One of the key factors to marketing success in the Middle East is understanding and relating with an Arab audience. Given that Arabic is the main language of more than 300 million people it is essential that a brand figure out when and how to localize their logo into the Arabic language to be effective in the region. It is important that the Arabization of a brand’s logo and name be done in a way that is both easy to read in Arabic while maintaining the overall theme and colors that the brand has in English. In this post we will give examples of some big brands that have done a great job at localizing their logos in an easy to read format while maintain the branding.
Subway has gained huge popularity in the Middle East and you can now find the franchise across many of the countries in the GCC, the Levant, and North African. Subway used innovative designers to capture the famous white and yellow logo and flip it around for Arabic. They were even able to incorporate the arrows at the beginning and the end of the logo to give it that truly Subway feel.
GAP isn’t as popular in the Middle East as some other brands but that didn’t stop them from creating a great Arabic logo. The localized version of the logo maintains the same white lettering and navy blue background. Most noteworthy was GAP’s use of serifs on the 3 Arabic letters. These types of serifs are almost completely foreign to Arabic but GAP was able to use them in a way that was easy to read.
The UK based clothing retailer is no stranger to localization of their brand with 1,150 stores across 26 countries. Despite this they did a particularly phenomenal job on getting the Arab version of their logo just right. Of particular interest was the way they were able to get the swooping letters in Arabic and English to look so similar.
Burger King is another fast food franchise that is starting to pop up all over the Middle East. Not that this one was that complicated, Burger King was able to maintain the bold white lettering on a red background for their localized Arabic logo as well.
Fujiyama is one of the coolest logos and font renderings we saw in the region. This Japanese restaurant is an awesome example of what happens when 3 different cultures collide. It’s awesome to see that in both Arabic and English you can create a font that mimics the look and feel of Japanese writing.

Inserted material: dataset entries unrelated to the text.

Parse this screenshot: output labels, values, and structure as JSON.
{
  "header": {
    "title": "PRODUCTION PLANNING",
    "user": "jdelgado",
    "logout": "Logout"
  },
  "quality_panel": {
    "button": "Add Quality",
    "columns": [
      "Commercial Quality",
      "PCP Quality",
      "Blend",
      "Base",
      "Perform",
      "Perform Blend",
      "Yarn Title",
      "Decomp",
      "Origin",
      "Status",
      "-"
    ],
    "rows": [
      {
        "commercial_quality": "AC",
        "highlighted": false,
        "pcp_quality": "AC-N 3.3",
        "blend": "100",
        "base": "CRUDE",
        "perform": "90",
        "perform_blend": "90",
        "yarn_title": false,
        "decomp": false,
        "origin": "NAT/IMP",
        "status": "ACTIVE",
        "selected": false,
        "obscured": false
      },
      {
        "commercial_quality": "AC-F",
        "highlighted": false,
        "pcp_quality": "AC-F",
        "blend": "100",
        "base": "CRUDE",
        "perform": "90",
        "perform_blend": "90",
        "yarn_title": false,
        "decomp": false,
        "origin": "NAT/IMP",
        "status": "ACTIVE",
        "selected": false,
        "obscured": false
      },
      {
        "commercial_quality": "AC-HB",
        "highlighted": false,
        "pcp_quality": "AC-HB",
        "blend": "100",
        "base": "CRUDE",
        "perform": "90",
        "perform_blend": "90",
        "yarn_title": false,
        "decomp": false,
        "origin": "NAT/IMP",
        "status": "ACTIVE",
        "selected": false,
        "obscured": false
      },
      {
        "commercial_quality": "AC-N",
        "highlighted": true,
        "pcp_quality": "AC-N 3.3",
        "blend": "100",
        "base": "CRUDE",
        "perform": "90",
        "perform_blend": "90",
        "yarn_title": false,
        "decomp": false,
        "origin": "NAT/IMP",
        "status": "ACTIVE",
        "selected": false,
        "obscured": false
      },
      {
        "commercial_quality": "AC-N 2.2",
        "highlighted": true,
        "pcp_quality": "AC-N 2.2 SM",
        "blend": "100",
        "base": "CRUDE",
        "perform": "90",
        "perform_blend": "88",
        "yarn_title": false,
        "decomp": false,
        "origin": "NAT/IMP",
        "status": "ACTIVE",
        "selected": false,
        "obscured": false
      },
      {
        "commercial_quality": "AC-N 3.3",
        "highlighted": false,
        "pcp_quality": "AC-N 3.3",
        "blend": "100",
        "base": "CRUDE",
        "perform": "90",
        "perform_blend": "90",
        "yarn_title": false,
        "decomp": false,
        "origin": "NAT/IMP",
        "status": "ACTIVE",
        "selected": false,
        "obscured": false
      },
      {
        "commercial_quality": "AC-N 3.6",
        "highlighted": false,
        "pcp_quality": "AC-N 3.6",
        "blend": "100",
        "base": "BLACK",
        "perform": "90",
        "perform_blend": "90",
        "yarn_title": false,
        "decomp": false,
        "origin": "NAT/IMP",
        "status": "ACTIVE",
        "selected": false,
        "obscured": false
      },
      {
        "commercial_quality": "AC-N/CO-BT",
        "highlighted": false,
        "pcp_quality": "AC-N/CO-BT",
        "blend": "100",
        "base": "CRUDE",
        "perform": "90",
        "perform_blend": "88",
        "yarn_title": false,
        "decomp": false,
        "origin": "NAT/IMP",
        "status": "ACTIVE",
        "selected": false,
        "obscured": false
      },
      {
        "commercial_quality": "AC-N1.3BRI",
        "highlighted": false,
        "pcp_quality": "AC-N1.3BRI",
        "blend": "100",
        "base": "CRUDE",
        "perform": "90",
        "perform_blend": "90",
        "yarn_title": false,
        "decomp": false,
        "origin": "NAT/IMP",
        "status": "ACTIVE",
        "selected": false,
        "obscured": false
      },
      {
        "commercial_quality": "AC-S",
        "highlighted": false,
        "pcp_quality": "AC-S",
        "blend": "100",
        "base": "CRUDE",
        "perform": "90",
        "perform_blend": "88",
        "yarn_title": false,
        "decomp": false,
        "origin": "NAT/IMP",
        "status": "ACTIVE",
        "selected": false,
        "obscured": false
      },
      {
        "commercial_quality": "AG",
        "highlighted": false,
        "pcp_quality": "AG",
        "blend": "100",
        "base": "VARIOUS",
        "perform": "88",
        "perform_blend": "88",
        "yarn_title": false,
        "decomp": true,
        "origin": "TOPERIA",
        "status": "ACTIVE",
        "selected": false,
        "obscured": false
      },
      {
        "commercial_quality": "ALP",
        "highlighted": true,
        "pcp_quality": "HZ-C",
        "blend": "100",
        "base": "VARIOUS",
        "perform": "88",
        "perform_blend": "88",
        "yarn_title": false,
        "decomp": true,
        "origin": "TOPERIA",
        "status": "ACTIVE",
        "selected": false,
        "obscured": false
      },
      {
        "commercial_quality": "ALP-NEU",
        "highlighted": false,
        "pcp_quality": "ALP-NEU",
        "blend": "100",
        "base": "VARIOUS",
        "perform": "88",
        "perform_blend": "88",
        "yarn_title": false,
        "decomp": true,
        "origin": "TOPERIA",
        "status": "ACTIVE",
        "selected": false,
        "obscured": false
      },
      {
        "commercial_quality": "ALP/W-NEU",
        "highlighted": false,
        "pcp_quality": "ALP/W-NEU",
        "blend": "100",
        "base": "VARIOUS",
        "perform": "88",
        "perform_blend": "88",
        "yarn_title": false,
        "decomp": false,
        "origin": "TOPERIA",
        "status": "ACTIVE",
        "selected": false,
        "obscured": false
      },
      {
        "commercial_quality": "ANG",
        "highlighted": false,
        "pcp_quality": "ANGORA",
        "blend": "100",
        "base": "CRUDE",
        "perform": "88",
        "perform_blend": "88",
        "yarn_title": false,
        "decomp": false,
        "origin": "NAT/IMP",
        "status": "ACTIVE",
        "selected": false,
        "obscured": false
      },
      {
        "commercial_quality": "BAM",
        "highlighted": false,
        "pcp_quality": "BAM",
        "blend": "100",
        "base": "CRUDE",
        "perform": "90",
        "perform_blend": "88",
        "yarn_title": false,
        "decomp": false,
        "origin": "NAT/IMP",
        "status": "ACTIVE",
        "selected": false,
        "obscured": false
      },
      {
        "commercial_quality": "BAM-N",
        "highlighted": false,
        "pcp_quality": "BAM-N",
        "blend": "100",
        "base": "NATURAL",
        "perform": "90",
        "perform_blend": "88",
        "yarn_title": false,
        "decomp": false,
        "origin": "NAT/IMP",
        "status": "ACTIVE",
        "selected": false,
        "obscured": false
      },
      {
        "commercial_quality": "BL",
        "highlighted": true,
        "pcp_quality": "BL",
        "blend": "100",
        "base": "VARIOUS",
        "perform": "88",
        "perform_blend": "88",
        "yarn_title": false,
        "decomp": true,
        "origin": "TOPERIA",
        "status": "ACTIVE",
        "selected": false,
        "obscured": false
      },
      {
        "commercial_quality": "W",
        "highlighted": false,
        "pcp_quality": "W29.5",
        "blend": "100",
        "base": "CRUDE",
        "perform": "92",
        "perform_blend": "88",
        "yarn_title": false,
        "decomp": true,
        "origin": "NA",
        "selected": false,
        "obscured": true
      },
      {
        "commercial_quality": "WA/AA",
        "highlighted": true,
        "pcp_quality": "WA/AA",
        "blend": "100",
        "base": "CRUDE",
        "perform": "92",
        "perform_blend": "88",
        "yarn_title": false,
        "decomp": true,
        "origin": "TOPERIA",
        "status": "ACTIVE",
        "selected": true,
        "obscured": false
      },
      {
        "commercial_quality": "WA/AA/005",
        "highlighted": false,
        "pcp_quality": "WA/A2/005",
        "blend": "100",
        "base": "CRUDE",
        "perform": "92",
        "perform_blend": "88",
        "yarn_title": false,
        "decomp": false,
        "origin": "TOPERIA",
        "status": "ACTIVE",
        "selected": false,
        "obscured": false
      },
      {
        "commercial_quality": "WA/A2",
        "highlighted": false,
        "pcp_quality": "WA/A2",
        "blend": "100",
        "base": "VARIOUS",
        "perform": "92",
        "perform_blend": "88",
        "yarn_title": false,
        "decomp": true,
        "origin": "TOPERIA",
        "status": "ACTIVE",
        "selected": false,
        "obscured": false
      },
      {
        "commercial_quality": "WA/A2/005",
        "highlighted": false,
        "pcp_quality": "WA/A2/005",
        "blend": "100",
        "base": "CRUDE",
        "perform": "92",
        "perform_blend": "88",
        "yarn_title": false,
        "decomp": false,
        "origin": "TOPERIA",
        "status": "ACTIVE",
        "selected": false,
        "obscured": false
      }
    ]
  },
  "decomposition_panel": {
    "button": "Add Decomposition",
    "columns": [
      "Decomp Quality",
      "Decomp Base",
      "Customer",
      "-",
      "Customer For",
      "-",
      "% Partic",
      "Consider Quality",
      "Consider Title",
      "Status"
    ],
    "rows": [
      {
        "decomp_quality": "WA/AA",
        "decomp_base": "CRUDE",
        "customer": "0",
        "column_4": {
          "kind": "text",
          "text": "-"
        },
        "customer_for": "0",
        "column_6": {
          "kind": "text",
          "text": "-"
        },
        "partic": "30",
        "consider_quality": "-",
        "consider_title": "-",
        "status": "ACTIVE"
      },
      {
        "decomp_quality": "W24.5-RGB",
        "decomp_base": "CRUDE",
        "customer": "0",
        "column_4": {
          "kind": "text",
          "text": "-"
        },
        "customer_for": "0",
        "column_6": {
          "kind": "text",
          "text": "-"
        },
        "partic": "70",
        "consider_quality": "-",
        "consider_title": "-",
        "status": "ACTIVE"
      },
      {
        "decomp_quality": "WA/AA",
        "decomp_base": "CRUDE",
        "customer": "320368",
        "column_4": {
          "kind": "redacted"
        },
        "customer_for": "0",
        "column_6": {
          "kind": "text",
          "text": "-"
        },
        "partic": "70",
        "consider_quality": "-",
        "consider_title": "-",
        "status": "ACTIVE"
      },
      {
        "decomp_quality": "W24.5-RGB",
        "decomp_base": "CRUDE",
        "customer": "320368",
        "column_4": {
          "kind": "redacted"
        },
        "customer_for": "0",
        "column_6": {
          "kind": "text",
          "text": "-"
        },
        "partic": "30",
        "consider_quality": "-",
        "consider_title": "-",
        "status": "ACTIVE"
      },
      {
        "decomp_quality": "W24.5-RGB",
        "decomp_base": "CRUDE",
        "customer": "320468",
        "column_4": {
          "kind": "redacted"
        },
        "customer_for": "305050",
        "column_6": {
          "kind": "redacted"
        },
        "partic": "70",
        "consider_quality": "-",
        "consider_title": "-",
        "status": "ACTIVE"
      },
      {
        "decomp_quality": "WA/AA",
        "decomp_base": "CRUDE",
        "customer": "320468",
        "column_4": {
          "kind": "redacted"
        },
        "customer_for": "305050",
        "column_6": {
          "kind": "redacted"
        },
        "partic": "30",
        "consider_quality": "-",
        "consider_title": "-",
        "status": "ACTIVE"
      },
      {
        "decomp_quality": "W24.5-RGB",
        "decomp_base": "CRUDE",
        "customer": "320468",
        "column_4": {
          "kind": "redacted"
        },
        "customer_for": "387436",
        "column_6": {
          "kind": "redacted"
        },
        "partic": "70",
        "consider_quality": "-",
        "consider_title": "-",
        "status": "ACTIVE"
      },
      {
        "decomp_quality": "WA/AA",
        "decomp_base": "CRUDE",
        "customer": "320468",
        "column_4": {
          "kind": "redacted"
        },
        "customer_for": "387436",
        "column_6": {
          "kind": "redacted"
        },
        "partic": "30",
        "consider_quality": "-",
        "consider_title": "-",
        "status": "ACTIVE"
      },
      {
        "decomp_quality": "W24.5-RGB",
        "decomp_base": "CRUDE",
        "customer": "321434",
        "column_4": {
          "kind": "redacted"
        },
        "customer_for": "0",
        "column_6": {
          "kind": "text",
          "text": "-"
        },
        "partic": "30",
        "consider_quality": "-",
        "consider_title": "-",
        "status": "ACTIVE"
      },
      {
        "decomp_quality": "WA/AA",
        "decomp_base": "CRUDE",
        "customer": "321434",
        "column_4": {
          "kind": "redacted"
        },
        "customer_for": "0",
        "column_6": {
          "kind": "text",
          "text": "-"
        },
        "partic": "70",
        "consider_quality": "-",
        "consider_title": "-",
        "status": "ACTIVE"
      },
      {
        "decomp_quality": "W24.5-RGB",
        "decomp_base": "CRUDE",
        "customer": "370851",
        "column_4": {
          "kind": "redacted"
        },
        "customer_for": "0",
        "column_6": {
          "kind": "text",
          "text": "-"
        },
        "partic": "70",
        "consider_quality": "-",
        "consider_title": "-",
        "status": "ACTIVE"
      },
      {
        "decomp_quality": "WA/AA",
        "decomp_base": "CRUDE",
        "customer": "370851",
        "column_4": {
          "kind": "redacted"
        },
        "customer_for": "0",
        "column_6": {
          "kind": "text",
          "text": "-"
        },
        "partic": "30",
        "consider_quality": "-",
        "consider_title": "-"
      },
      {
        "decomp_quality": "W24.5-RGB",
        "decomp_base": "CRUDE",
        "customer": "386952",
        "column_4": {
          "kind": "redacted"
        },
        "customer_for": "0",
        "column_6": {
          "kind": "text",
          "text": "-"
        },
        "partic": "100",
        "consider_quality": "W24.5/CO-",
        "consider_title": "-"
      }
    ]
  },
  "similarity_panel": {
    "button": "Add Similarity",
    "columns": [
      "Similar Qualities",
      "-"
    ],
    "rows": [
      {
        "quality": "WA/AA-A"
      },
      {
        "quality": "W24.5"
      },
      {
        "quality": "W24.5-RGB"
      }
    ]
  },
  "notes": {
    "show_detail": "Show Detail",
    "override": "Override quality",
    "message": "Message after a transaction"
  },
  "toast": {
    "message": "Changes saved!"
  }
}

15-20 years ago if you said that an American Coffee brand would dominate the Arab coffee shop landscape in the Middle East many wouldn’t have believed you. Yet Starbucks has done just that, their coffee shops can be found packed out throughout the Middle East. Part of their success in the region might be due to the fact that they were able to easily create an Arabic logo that closely matches their English one. In addition to their logo, Starbucks often does an amazing job of including Arabesque interior design elements in their coffee shops in the region. See our in depth article on the Starbucks in the Middle East.
Guess most likely ran into some challenges with the Arabic version of their logo. Even though they were able to keep the Arabic font the same color as the English one there are several issues we see with this one. First, for most Arabic speakers the above rendering of Guess in Arabic is going to be pronounced “Jess”, only the Cairene dialect would pronounce it Guess. Second, and this is probably unavoidable, but since in Arabic the it only takes 2 letters to spell Guess it makes the Arabic version considerably shorter than the 5 letter English version. Finally though the English logo uses a font with serifs, the Arabic version doesn’t.
Everybody loves pizza and Arabs are no exception. In light of this, Pizza Hut has been vastly popular throughout the MENA region. Though the Arabic font they use in their Arabic logo isn’t the most easy to read it almost exactly mimics the English font. With the addition of the hut shape it’s easy to notice this is Pizza Hut even if you don’t read Arabic.
Kentucky Fried Chicken or in Arabic “Kentucky Chicken” is another restaurant that has been tremendously popular in the region. Given that Kentucky Fried Chicken rebranded as KFC many years ago it created a dilemma for how to brand KFC in Arabic countries where KFC didn’t have a clear meaning and there wasn’t yet the KFC brand recognition. In light of this it appears KFC decided to go with a shortened meaningful version of their name “Kentucky Chicken” instead of the abbreviation. Regardless, the Arabic and English logos both utilize an italicized white font on a red back ground. Since the Arabic logo is composed of two full words it is much longer than the English abbreviation. Though we think this was a wise choice it may have made it more difficult for KFC to have both the Arabic and English spelling on marketing materials while keeping balance between the space taken up by each language.
Though this isn’t a complete list of all big brands’ logos in Arabic, we hope you enjoyed it and got some insight into what makes a localized Arabic version of a logo good.